INFORMATION section start

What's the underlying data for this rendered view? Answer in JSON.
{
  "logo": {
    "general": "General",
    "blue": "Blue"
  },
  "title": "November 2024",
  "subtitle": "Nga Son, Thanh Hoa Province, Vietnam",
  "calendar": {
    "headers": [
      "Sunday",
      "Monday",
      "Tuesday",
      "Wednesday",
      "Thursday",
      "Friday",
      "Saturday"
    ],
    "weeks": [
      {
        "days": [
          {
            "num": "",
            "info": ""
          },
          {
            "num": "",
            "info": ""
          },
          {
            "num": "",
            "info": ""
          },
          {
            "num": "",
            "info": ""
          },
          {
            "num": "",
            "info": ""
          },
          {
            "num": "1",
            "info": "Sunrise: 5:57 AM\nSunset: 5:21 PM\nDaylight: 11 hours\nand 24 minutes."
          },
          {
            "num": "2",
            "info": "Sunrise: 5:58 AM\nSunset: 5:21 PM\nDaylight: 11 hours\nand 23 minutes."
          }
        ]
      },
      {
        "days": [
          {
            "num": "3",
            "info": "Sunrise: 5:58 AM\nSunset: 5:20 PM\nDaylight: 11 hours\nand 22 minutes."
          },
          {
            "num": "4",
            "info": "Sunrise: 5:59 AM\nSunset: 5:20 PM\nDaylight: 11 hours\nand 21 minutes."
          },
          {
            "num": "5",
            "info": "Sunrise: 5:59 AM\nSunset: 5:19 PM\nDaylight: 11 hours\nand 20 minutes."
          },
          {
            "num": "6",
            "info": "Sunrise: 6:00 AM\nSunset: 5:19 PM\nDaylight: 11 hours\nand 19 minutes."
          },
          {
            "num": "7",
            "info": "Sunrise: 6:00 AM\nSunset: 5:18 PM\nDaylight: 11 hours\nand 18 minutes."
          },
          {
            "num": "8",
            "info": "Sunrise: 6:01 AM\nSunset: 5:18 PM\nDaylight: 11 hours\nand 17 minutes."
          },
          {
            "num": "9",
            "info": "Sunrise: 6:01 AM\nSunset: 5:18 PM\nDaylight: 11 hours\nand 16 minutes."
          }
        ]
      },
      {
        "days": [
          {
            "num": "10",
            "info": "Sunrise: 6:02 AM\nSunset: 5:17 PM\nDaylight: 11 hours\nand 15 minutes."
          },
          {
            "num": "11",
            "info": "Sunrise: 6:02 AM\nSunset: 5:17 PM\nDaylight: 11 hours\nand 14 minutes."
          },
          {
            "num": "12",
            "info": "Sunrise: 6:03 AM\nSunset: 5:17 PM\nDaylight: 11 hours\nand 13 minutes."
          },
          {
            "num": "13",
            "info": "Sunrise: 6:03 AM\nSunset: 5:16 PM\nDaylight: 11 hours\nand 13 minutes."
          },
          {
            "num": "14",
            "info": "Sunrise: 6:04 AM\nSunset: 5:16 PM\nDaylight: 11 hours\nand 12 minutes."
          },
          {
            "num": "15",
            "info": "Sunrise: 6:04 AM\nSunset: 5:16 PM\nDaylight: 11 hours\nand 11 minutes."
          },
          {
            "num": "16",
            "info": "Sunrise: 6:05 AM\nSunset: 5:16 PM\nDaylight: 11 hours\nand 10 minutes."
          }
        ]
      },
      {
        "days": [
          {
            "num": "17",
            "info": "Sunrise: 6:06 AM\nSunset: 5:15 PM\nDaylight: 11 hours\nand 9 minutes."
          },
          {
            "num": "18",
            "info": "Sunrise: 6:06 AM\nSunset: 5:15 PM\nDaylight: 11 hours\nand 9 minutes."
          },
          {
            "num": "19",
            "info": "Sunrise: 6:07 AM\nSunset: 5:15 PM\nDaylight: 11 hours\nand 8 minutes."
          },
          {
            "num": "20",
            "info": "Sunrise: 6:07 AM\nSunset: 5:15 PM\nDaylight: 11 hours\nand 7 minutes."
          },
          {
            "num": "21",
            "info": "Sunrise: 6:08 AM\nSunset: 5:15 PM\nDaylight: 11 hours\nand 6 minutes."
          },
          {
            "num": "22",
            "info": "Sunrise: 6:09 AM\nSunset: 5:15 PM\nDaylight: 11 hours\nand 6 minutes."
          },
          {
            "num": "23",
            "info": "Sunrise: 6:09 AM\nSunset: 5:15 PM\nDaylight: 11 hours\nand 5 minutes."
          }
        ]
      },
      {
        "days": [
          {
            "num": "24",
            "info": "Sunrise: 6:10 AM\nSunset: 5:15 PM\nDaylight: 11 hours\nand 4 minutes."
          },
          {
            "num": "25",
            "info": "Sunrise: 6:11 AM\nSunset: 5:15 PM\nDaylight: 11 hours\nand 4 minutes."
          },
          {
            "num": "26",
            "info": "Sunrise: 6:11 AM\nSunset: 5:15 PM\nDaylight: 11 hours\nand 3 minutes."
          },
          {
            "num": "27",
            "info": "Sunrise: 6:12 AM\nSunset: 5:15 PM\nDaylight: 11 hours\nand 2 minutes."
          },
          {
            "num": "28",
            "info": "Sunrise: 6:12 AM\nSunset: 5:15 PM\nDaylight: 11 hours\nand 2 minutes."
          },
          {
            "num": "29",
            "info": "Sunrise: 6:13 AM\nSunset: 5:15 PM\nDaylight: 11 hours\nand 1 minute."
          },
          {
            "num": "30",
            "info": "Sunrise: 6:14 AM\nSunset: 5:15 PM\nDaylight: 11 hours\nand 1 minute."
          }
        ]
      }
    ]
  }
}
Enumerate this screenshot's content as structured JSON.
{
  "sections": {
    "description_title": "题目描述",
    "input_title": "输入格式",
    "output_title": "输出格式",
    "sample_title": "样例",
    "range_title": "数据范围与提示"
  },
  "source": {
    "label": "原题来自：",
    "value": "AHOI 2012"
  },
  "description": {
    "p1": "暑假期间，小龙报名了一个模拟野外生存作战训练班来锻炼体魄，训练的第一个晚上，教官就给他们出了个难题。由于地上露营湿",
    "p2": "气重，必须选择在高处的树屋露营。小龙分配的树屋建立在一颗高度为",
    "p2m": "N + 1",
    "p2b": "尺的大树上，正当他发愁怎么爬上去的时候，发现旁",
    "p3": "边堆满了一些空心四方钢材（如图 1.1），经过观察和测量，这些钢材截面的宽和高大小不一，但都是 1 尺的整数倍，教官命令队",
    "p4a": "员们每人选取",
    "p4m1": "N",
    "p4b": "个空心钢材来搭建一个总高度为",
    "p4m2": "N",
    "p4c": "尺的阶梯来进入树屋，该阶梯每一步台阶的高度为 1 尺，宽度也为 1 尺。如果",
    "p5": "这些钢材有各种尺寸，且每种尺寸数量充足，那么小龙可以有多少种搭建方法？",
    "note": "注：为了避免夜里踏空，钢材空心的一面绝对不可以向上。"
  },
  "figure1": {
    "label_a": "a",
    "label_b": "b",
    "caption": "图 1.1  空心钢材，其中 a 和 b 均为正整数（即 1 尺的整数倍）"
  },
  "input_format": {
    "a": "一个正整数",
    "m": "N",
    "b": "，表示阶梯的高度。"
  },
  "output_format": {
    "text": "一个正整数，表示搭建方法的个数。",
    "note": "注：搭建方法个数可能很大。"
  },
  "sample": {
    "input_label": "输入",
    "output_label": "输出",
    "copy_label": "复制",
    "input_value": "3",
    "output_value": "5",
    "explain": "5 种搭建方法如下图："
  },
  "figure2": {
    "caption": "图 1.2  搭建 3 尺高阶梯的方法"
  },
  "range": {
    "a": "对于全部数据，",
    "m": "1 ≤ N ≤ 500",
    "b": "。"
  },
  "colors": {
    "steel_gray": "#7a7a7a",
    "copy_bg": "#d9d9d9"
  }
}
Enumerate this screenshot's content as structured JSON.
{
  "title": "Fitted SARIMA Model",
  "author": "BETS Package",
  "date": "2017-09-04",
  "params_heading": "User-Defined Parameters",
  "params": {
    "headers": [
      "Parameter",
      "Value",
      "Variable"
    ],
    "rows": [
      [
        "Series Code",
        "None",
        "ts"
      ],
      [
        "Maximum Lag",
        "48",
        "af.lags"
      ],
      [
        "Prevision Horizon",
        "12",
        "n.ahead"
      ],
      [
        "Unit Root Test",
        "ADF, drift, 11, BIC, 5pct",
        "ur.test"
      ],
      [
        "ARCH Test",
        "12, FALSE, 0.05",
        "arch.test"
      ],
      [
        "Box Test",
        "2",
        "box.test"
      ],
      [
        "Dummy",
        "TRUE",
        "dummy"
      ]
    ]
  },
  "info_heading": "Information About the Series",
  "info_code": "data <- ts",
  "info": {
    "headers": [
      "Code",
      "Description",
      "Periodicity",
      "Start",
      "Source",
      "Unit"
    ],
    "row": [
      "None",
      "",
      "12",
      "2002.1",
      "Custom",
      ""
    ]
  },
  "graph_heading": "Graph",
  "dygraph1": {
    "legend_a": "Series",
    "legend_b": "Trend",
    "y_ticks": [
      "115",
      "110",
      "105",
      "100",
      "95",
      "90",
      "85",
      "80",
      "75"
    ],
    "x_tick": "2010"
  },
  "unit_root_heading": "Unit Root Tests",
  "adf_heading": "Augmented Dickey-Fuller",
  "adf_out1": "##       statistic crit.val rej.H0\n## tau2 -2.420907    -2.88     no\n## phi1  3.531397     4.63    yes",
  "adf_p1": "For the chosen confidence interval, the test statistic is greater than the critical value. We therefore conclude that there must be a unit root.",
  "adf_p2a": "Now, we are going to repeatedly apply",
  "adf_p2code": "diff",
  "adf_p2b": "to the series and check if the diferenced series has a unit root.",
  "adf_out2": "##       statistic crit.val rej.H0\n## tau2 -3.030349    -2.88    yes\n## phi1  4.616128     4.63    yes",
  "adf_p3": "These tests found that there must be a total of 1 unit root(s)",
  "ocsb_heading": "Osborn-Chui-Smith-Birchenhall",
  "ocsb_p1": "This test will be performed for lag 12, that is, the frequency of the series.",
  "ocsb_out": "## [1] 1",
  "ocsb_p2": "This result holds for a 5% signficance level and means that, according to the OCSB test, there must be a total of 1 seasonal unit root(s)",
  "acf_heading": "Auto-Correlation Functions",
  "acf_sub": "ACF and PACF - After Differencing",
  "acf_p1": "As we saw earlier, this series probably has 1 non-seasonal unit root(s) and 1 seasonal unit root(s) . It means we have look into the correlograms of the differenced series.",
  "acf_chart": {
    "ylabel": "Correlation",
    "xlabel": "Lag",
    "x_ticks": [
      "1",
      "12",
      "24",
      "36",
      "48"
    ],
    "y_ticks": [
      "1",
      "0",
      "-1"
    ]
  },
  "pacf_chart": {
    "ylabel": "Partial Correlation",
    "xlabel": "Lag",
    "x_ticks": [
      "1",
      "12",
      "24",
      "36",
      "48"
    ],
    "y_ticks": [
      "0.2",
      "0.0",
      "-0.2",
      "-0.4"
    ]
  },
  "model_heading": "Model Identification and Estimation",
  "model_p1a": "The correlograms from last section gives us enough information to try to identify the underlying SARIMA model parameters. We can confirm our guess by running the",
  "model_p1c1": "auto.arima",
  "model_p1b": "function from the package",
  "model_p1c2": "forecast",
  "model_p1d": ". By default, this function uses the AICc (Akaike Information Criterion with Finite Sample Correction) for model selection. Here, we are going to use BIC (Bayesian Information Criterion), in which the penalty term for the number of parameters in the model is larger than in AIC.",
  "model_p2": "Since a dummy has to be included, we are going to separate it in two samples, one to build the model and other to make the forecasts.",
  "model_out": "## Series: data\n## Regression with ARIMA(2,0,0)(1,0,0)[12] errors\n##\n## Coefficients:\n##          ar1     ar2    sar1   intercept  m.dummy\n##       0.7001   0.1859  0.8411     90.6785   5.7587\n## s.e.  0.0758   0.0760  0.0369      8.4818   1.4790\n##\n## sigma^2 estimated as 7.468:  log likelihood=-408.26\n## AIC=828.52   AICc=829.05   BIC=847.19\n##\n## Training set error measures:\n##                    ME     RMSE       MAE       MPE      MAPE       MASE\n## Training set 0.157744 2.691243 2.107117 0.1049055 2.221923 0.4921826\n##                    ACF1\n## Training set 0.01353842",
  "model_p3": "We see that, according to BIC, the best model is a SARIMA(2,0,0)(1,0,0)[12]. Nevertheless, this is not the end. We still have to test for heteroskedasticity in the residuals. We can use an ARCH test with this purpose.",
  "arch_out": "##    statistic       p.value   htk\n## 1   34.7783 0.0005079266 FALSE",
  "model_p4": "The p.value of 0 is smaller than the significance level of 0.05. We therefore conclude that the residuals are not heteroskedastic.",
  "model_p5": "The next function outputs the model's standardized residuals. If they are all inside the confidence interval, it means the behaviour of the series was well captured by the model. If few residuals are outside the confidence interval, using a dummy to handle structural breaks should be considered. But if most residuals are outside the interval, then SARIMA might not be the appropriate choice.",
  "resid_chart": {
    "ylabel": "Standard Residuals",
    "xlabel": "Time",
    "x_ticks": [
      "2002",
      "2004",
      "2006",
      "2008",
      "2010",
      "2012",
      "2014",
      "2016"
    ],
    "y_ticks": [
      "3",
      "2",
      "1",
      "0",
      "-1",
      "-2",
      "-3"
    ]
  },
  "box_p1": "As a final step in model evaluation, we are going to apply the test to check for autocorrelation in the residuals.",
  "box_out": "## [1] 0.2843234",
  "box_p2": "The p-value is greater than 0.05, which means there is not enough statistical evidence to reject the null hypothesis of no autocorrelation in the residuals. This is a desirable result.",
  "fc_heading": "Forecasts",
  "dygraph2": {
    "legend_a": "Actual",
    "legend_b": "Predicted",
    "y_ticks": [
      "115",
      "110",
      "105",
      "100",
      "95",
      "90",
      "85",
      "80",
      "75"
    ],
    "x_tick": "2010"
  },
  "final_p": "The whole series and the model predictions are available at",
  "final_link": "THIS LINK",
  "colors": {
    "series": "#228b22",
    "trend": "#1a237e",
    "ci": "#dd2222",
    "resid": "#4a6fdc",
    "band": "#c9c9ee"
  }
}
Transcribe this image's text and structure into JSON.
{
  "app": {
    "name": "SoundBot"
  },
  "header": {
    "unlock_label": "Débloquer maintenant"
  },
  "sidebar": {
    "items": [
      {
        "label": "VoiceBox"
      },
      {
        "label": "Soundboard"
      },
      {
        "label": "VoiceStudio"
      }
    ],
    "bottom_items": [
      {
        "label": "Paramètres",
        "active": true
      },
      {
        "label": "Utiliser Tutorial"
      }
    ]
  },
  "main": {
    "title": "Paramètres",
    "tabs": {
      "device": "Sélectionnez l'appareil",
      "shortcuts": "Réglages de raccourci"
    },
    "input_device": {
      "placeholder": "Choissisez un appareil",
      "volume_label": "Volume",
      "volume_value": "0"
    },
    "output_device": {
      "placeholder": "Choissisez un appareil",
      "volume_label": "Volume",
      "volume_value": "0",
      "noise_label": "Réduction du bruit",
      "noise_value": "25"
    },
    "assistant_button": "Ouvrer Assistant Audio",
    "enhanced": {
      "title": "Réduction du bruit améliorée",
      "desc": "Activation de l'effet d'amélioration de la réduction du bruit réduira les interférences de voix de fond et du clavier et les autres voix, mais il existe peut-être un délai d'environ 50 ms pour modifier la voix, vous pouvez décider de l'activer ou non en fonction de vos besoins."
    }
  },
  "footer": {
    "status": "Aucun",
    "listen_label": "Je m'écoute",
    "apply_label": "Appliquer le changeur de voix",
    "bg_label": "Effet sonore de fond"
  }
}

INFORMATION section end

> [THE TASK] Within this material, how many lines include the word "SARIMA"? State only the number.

> [FINISHED EXERCISE] 4